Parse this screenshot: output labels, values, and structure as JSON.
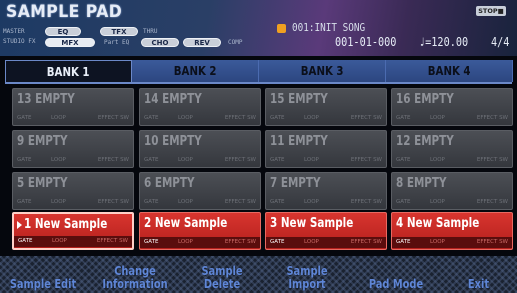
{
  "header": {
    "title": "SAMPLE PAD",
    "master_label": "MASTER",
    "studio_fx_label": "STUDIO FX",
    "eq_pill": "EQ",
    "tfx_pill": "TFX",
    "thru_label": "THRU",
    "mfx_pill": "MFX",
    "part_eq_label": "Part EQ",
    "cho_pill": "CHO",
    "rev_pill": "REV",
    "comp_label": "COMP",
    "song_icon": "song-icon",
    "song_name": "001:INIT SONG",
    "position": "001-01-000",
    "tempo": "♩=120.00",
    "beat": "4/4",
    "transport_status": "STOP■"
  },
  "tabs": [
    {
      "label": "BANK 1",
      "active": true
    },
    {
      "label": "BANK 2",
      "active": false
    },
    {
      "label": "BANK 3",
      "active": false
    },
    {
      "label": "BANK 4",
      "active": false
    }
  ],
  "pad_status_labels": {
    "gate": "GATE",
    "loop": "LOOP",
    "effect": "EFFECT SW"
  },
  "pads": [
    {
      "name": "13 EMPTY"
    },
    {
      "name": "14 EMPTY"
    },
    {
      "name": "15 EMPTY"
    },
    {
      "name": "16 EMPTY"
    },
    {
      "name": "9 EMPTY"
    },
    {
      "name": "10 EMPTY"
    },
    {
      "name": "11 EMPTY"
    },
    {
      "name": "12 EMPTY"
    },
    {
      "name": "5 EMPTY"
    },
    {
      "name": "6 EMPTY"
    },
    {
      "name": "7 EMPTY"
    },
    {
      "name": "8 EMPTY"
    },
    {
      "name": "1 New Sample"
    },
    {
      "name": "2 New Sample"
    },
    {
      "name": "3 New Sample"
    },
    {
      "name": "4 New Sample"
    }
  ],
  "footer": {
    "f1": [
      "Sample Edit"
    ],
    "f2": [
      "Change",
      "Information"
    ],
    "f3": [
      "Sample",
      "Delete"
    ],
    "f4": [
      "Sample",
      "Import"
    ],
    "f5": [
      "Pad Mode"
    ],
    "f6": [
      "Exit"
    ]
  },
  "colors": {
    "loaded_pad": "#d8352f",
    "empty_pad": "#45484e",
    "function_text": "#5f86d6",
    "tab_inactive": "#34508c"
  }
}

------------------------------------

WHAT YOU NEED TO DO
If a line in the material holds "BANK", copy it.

ANSWER SECTION
      "label": "BANK 1",
      "label": "BANK 2",
      "label": "BANK 3",
      "label": "BANK 4",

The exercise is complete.